[Page and application data records]
"""

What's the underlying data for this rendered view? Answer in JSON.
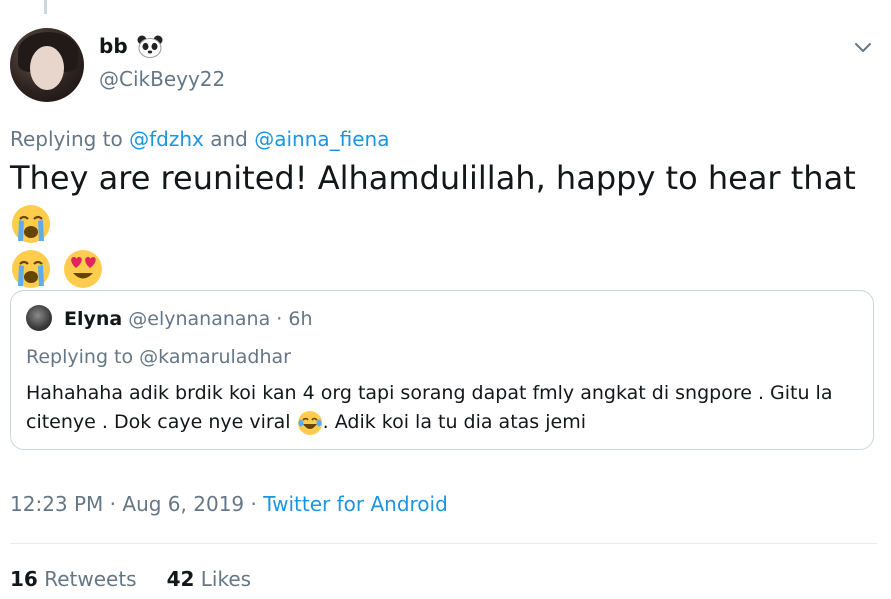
{
  "user": {
    "display_name": "bb",
    "handle": "@CikBeyy22"
  },
  "replying": {
    "prefix": "Replying to",
    "user1": "@fdzhx",
    "conj": "and",
    "user2": "@ainna_fiena"
  },
  "tweet": {
    "text": "They are reunited! Alhamdulillah, happy to hear that",
    "emojis": [
      "loudly-crying-face-emoji",
      "loudly-crying-face-emoji",
      "heart-eyes-emoji"
    ]
  },
  "quote": {
    "name": "Elyna",
    "handle": "@elynananana",
    "sep": "·",
    "time": "6h",
    "replying_prefix": "Replying to",
    "replying_user": "@kamaruladhar",
    "text_part1": "Hahahaha adik brdik koi kan 4 org tapi sorang dapat fmly angkat di sngpore . Gitu la citenye . Dok caye nye viral",
    "text_part2": ". Adik koi la tu dia atas jemi",
    "emoji": "tears-of-joy-emoji"
  },
  "meta": {
    "time": "12:23 PM",
    "sep": "·",
    "date": "Aug 6, 2019",
    "sep2": "·",
    "source": "Twitter for Android"
  },
  "stats": {
    "retweets_count": "16",
    "retweets_label": "Retweets",
    "likes_count": "42",
    "likes_label": "Likes"
  },
  "colors": {
    "link": "#1b95e0",
    "muted": "#657786",
    "text": "#14171a",
    "border": "#ccd6dd"
  }
}
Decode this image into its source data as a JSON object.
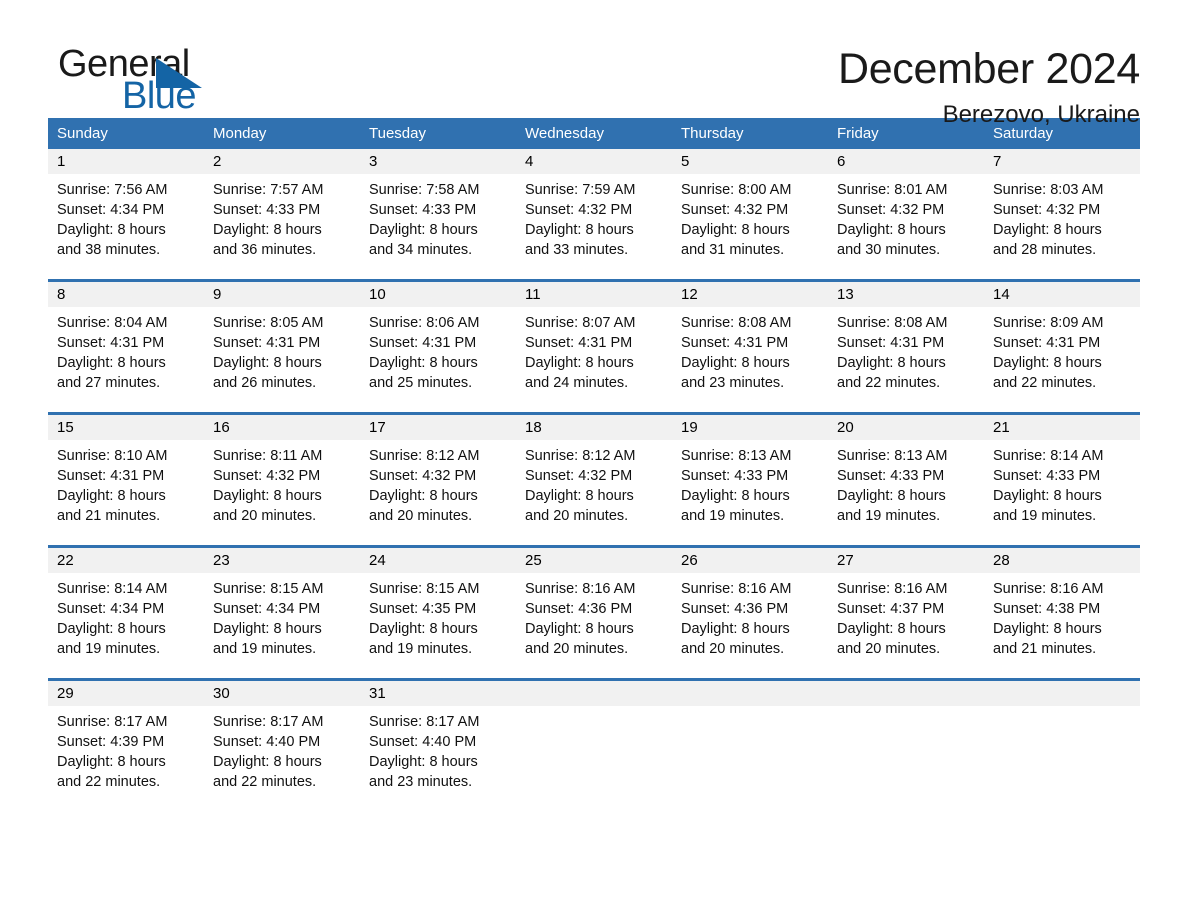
{
  "brand": {
    "name_part1": "General",
    "name_part2": "Blue",
    "triangle_color": "#1464a5",
    "text_color": "#1a1a1a"
  },
  "header": {
    "month_title": "December 2024",
    "location": "Berezovo, Ukraine"
  },
  "colors": {
    "header_blue": "#3071b0",
    "daynum_strip": "#f1f1f1",
    "page_background": "#ffffff"
  },
  "calendar": {
    "weekdays": [
      "Sunday",
      "Monday",
      "Tuesday",
      "Wednesday",
      "Thursday",
      "Friday",
      "Saturday"
    ],
    "weeks": [
      {
        "days": [
          {
            "num": "1",
            "lines": [
              "Sunrise: 7:56 AM",
              "Sunset: 4:34 PM",
              "Daylight: 8 hours",
              "and 38 minutes."
            ]
          },
          {
            "num": "2",
            "lines": [
              "Sunrise: 7:57 AM",
              "Sunset: 4:33 PM",
              "Daylight: 8 hours",
              "and 36 minutes."
            ]
          },
          {
            "num": "3",
            "lines": [
              "Sunrise: 7:58 AM",
              "Sunset: 4:33 PM",
              "Daylight: 8 hours",
              "and 34 minutes."
            ]
          },
          {
            "num": "4",
            "lines": [
              "Sunrise: 7:59 AM",
              "Sunset: 4:32 PM",
              "Daylight: 8 hours",
              "and 33 minutes."
            ]
          },
          {
            "num": "5",
            "lines": [
              "Sunrise: 8:00 AM",
              "Sunset: 4:32 PM",
              "Daylight: 8 hours",
              "and 31 minutes."
            ]
          },
          {
            "num": "6",
            "lines": [
              "Sunrise: 8:01 AM",
              "Sunset: 4:32 PM",
              "Daylight: 8 hours",
              "and 30 minutes."
            ]
          },
          {
            "num": "7",
            "lines": [
              "Sunrise: 8:03 AM",
              "Sunset: 4:32 PM",
              "Daylight: 8 hours",
              "and 28 minutes."
            ]
          }
        ]
      },
      {
        "days": [
          {
            "num": "8",
            "lines": [
              "Sunrise: 8:04 AM",
              "Sunset: 4:31 PM",
              "Daylight: 8 hours",
              "and 27 minutes."
            ]
          },
          {
            "num": "9",
            "lines": [
              "Sunrise: 8:05 AM",
              "Sunset: 4:31 PM",
              "Daylight: 8 hours",
              "and 26 minutes."
            ]
          },
          {
            "num": "10",
            "lines": [
              "Sunrise: 8:06 AM",
              "Sunset: 4:31 PM",
              "Daylight: 8 hours",
              "and 25 minutes."
            ]
          },
          {
            "num": "11",
            "lines": [
              "Sunrise: 8:07 AM",
              "Sunset: 4:31 PM",
              "Daylight: 8 hours",
              "and 24 minutes."
            ]
          },
          {
            "num": "12",
            "lines": [
              "Sunrise: 8:08 AM",
              "Sunset: 4:31 PM",
              "Daylight: 8 hours",
              "and 23 minutes."
            ]
          },
          {
            "num": "13",
            "lines": [
              "Sunrise: 8:08 AM",
              "Sunset: 4:31 PM",
              "Daylight: 8 hours",
              "and 22 minutes."
            ]
          },
          {
            "num": "14",
            "lines": [
              "Sunrise: 8:09 AM",
              "Sunset: 4:31 PM",
              "Daylight: 8 hours",
              "and 22 minutes."
            ]
          }
        ]
      },
      {
        "days": [
          {
            "num": "15",
            "lines": [
              "Sunrise: 8:10 AM",
              "Sunset: 4:31 PM",
              "Daylight: 8 hours",
              "and 21 minutes."
            ]
          },
          {
            "num": "16",
            "lines": [
              "Sunrise: 8:11 AM",
              "Sunset: 4:32 PM",
              "Daylight: 8 hours",
              "and 20 minutes."
            ]
          },
          {
            "num": "17",
            "lines": [
              "Sunrise: 8:12 AM",
              "Sunset: 4:32 PM",
              "Daylight: 8 hours",
              "and 20 minutes."
            ]
          },
          {
            "num": "18",
            "lines": [
              "Sunrise: 8:12 AM",
              "Sunset: 4:32 PM",
              "Daylight: 8 hours",
              "and 20 minutes."
            ]
          },
          {
            "num": "19",
            "lines": [
              "Sunrise: 8:13 AM",
              "Sunset: 4:33 PM",
              "Daylight: 8 hours",
              "and 19 minutes."
            ]
          },
          {
            "num": "20",
            "lines": [
              "Sunrise: 8:13 AM",
              "Sunset: 4:33 PM",
              "Daylight: 8 hours",
              "and 19 minutes."
            ]
          },
          {
            "num": "21",
            "lines": [
              "Sunrise: 8:14 AM",
              "Sunset: 4:33 PM",
              "Daylight: 8 hours",
              "and 19 minutes."
            ]
          }
        ]
      },
      {
        "days": [
          {
            "num": "22",
            "lines": [
              "Sunrise: 8:14 AM",
              "Sunset: 4:34 PM",
              "Daylight: 8 hours",
              "and 19 minutes."
            ]
          },
          {
            "num": "23",
            "lines": [
              "Sunrise: 8:15 AM",
              "Sunset: 4:34 PM",
              "Daylight: 8 hours",
              "and 19 minutes."
            ]
          },
          {
            "num": "24",
            "lines": [
              "Sunrise: 8:15 AM",
              "Sunset: 4:35 PM",
              "Daylight: 8 hours",
              "and 19 minutes."
            ]
          },
          {
            "num": "25",
            "lines": [
              "Sunrise: 8:16 AM",
              "Sunset: 4:36 PM",
              "Daylight: 8 hours",
              "and 20 minutes."
            ]
          },
          {
            "num": "26",
            "lines": [
              "Sunrise: 8:16 AM",
              "Sunset: 4:36 PM",
              "Daylight: 8 hours",
              "and 20 minutes."
            ]
          },
          {
            "num": "27",
            "lines": [
              "Sunrise: 8:16 AM",
              "Sunset: 4:37 PM",
              "Daylight: 8 hours",
              "and 20 minutes."
            ]
          },
          {
            "num": "28",
            "lines": [
              "Sunrise: 8:16 AM",
              "Sunset: 4:38 PM",
              "Daylight: 8 hours",
              "and 21 minutes."
            ]
          }
        ]
      },
      {
        "days": [
          {
            "num": "29",
            "lines": [
              "Sunrise: 8:17 AM",
              "Sunset: 4:39 PM",
              "Daylight: 8 hours",
              "and 22 minutes."
            ]
          },
          {
            "num": "30",
            "lines": [
              "Sunrise: 8:17 AM",
              "Sunset: 4:40 PM",
              "Daylight: 8 hours",
              "and 22 minutes."
            ]
          },
          {
            "num": "31",
            "lines": [
              "Sunrise: 8:17 AM",
              "Sunset: 4:40 PM",
              "Daylight: 8 hours",
              "and 23 minutes."
            ]
          },
          {
            "num": "",
            "lines": []
          },
          {
            "num": "",
            "lines": []
          },
          {
            "num": "",
            "lines": []
          },
          {
            "num": "",
            "lines": []
          }
        ]
      }
    ]
  }
}
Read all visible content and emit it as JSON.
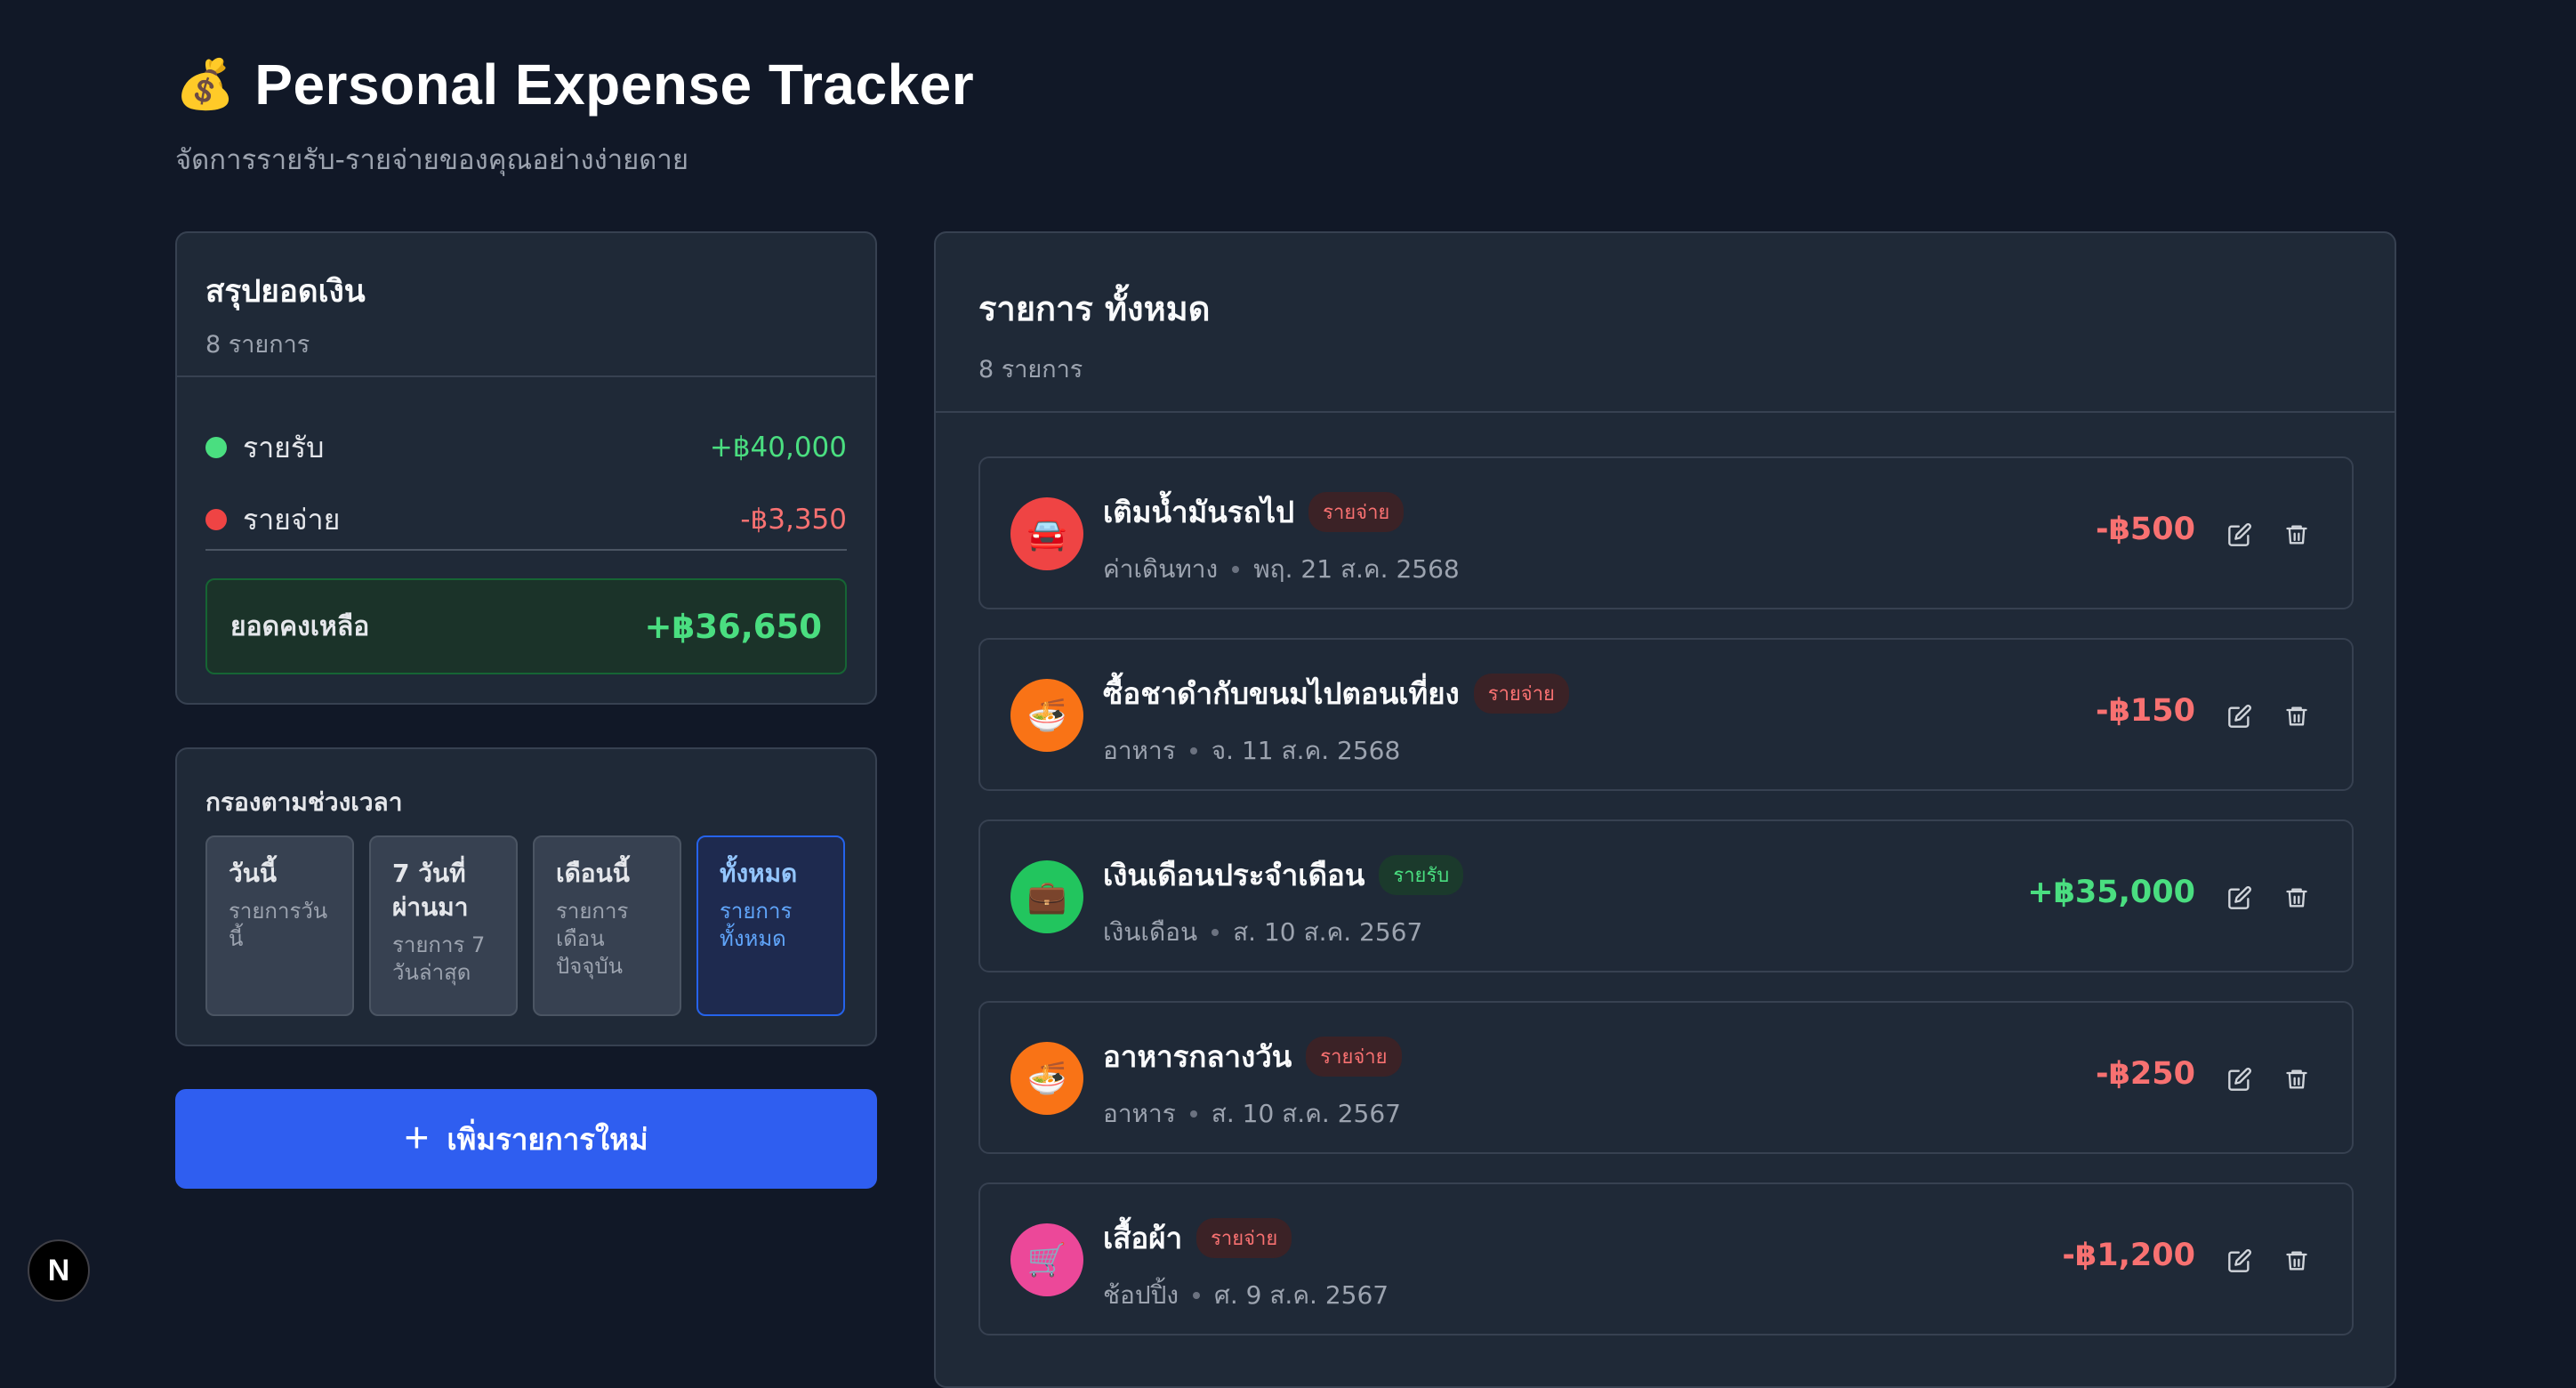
{
  "header": {
    "emoji": "💰",
    "title": "Personal Expense Tracker",
    "subtitle": "จัดการรายรับ-รายจ่ายของคุณอย่างง่ายดาย"
  },
  "summary": {
    "title": "สรุปยอดเงิน",
    "count": "8 รายการ",
    "income_label": "รายรับ",
    "income_value": "+฿40,000",
    "expense_label": "รายจ่าย",
    "expense_value": "-฿3,350",
    "balance_label": "ยอดคงเหลือ",
    "balance_value": "+฿36,650"
  },
  "filter": {
    "title": "กรองตามช่วงเวลา",
    "options": [
      {
        "label": "วันนี้",
        "desc": "รายการวันนี้"
      },
      {
        "label": "7 วันที่ผ่านมา",
        "desc": "รายการ 7 วันล่าสุด"
      },
      {
        "label": "เดือนนี้",
        "desc": "รายการเดือนปัจจุบัน"
      },
      {
        "label": "ทั้งหมด",
        "desc": "รายการทั้งหมด"
      }
    ],
    "selected": "ทั้งหมด"
  },
  "add_button": "เพิ่มรายการใหม่",
  "list": {
    "title": "รายการ ทั้งหมด",
    "count": "8 รายการ",
    "items": [
      {
        "icon": "car-icon",
        "glyph": "🚘",
        "name": "เติมน้ำมันรถไป",
        "type": "รายจ่าย",
        "category": "ค่าเดินทาง",
        "date": "พฤ. 21 ส.ค. 2568",
        "amount": "-฿500"
      },
      {
        "icon": "food-icon",
        "glyph": "🍜",
        "name": "ซื้อชาดำกับขนมไปตอนเที่ยง",
        "type": "รายจ่าย",
        "category": "อาหาร",
        "date": "จ. 11 ส.ค. 2568",
        "amount": "-฿150"
      },
      {
        "icon": "briefcase-icon",
        "glyph": "💼",
        "name": "เงินเดือนประจำเดือน",
        "type": "รายรับ",
        "category": "เงินเดือน",
        "date": "ส. 10 ส.ค. 2567",
        "amount": "+฿35,000"
      },
      {
        "icon": "food-icon",
        "glyph": "🍜",
        "name": "อาหารกลางวัน",
        "type": "รายจ่าย",
        "category": "อาหาร",
        "date": "ส. 10 ส.ค. 2567",
        "amount": "-฿250"
      },
      {
        "icon": "shopping-cart-icon",
        "glyph": "🛒",
        "name": "เสื้อผ้า",
        "type": "รายจ่าย",
        "category": "ช้อปปิ้ง",
        "date": "ศ. 9 ส.ค. 2567",
        "amount": "-฿1,200"
      }
    ]
  },
  "colors": {
    "income": "#4ade80",
    "expense": "#f87171",
    "accent": "#2f5ef0",
    "icon_car": "#ef4444",
    "icon_food": "#f97316",
    "icon_salary": "#22c55e",
    "icon_shopping": "#ec4899"
  },
  "nextjs_badge": "N"
}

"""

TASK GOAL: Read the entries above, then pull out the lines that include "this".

TASK RESULT:
What's the underlying data for this rendered view? Answer in JSON.
Decode this image into its source data as a JSON object.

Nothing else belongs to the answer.